• _EXERCISE OBJECTIVE_
Below are the records; count how many of their lines carry "footer" and give only the number.

• _INFORMATION GIVEN_
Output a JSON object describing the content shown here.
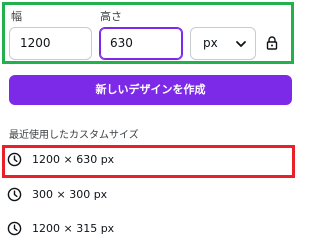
{
  "fields": {
    "width_label": "幅",
    "height_label": "高さ",
    "width_value": "1200",
    "height_value": "630",
    "unit_value": "px"
  },
  "create_button_label": "新しいデザインを作成",
  "recent": {
    "title": "最近使用したカスタムサイズ",
    "items": [
      {
        "label": "1200 × 630 px"
      },
      {
        "label": "300 × 300 px"
      },
      {
        "label": "1200 × 315 px"
      }
    ]
  },
  "colors": {
    "accent": "#7d2ae8",
    "highlight_green": "#22b14c",
    "highlight_red": "#e8202a"
  },
  "icons": {
    "unit_dropdown": "chevron-down-icon",
    "aspect_lock": "lock-icon",
    "recent_item": "clock-icon"
  }
}
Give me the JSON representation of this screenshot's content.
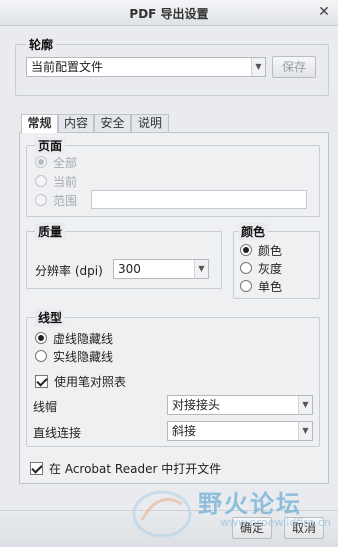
{
  "dialog": {
    "title": "PDF 导出设置",
    "close_glyph": "✕"
  },
  "profile": {
    "legend": "轮廓",
    "selected": "当前配置文件",
    "save_label": "保存"
  },
  "tabs": [
    {
      "label": "常规",
      "active": true
    },
    {
      "label": "内容",
      "active": false
    },
    {
      "label": "安全",
      "active": false
    },
    {
      "label": "说明",
      "active": false
    }
  ],
  "pages": {
    "legend": "页面",
    "options": [
      "全部",
      "当前",
      "范围"
    ],
    "selected": "全部",
    "range_value": ""
  },
  "quality": {
    "legend": "质量",
    "resolution_label": "分辨率 (dpi)",
    "resolution_value": "300"
  },
  "color": {
    "legend": "颜色",
    "options": [
      "颜色",
      "灰度",
      "单色"
    ],
    "selected": "颜色"
  },
  "linetype": {
    "legend": "线型",
    "options": [
      "虚线隐藏线",
      "实线隐藏线"
    ],
    "selected": "虚线隐藏线",
    "pen_table_label": "使用笔对照表",
    "pen_table_checked": true,
    "cap_label": "线帽",
    "cap_value": "对接接头",
    "join_label": "直线连接",
    "join_value": "斜接"
  },
  "open_in_reader": {
    "label": "在 Acrobat Reader 中打开文件",
    "checked": true
  },
  "footer": {
    "ok_label": "确定",
    "cancel_label": "取消"
  },
  "watermark": {
    "text": "野火论坛",
    "sub": "www.proewildfire.cn"
  },
  "icons": {
    "close": "close-icon",
    "dropdown": "chevron-down-icon"
  }
}
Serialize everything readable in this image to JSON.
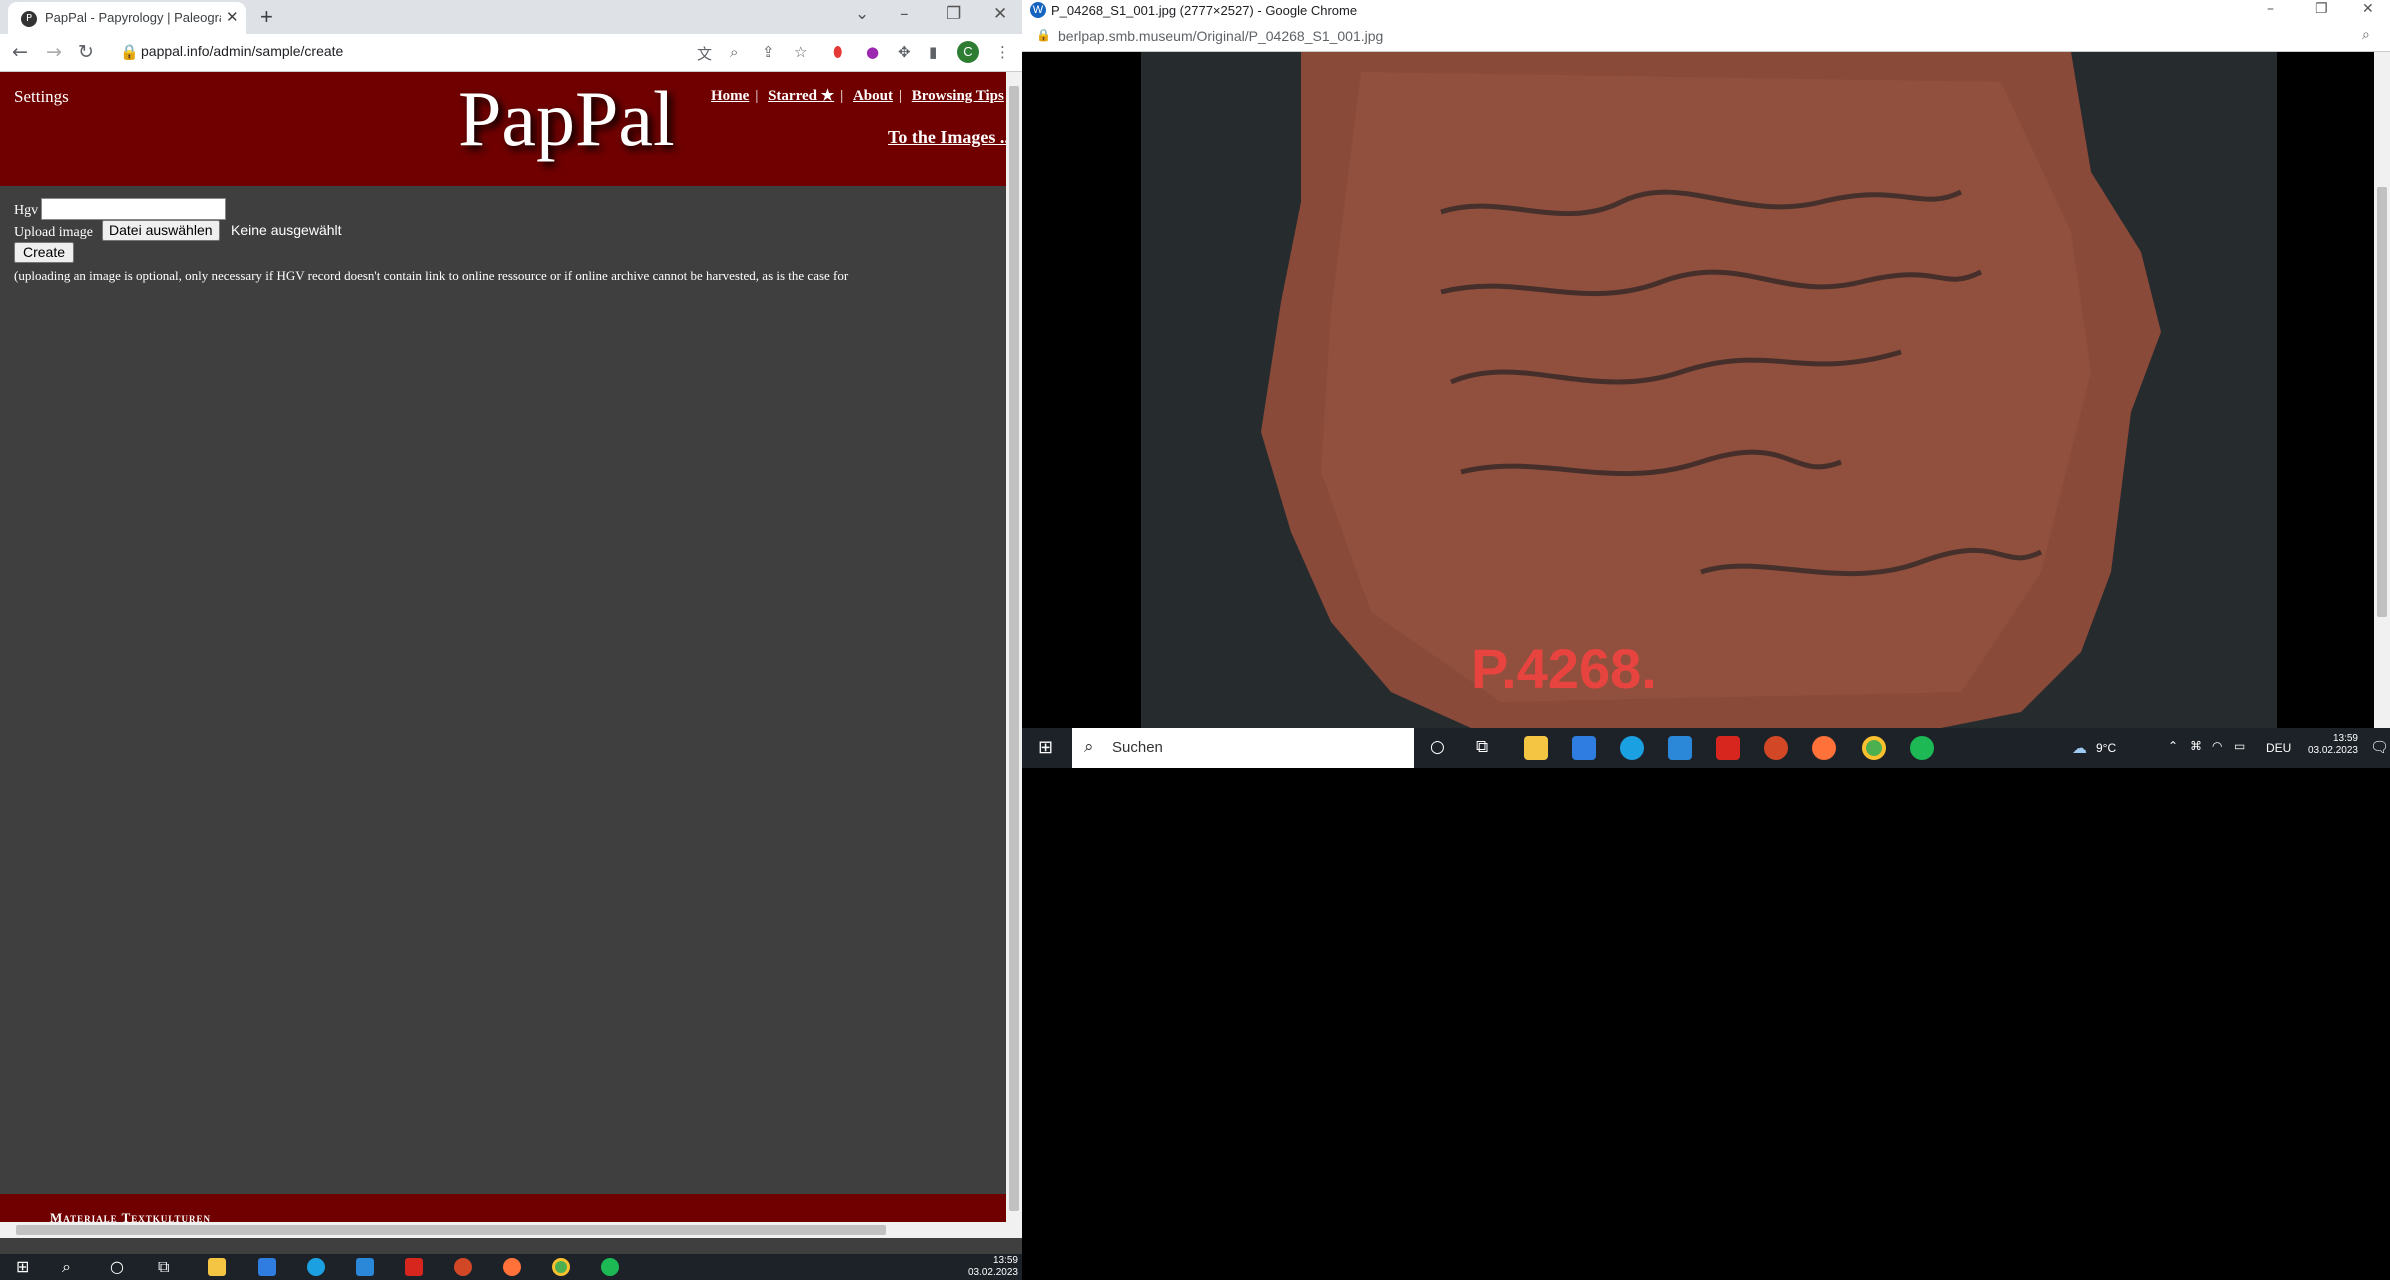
{
  "left_browser": {
    "tab_title": "PapPal - Papyrology | Paleograph",
    "url": "pappal.info/admin/sample/create",
    "profile_initial": "C"
  },
  "pappal": {
    "settings": "Settings",
    "logo": "PapPal",
    "nav": [
      "Home",
      "Starred ★",
      "About",
      "Browsing Tips"
    ],
    "to_images": "To the Images ...",
    "form": {
      "hgv_label": "Hgv",
      "hgv_value": "",
      "upload_label": "Upload image",
      "choose_file": "Datei auswählen",
      "no_file": "Keine ausgewählt",
      "create": "Create",
      "note": "(uploading an image is optional, only necessary if HGV record doesn't contain link to online ressource or if online archive cannot be harvested, as is the case for"
    },
    "footer": "Materiale Textkulturen"
  },
  "right_browser": {
    "title": "P_04268_S1_001.jpg (2777×2527) - Google Chrome",
    "url": "berlpap.smb.museum/Original/P_04268_S1_001.jpg",
    "ostracon_label": "P.4268."
  },
  "taskbar_small": {
    "search_placeholder": "Suchen",
    "weather": "9°C",
    "lang": "DEU",
    "time": "13:59",
    "date": "03.02.2023"
  },
  "taskbar_main": {
    "time": "13:59",
    "date": "03.02.2023"
  },
  "colors": {
    "header_red": "#700000",
    "page_bg": "#3f3f3f",
    "taskbar": "#1c2228"
  }
}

• _ANSWER SECTION_
2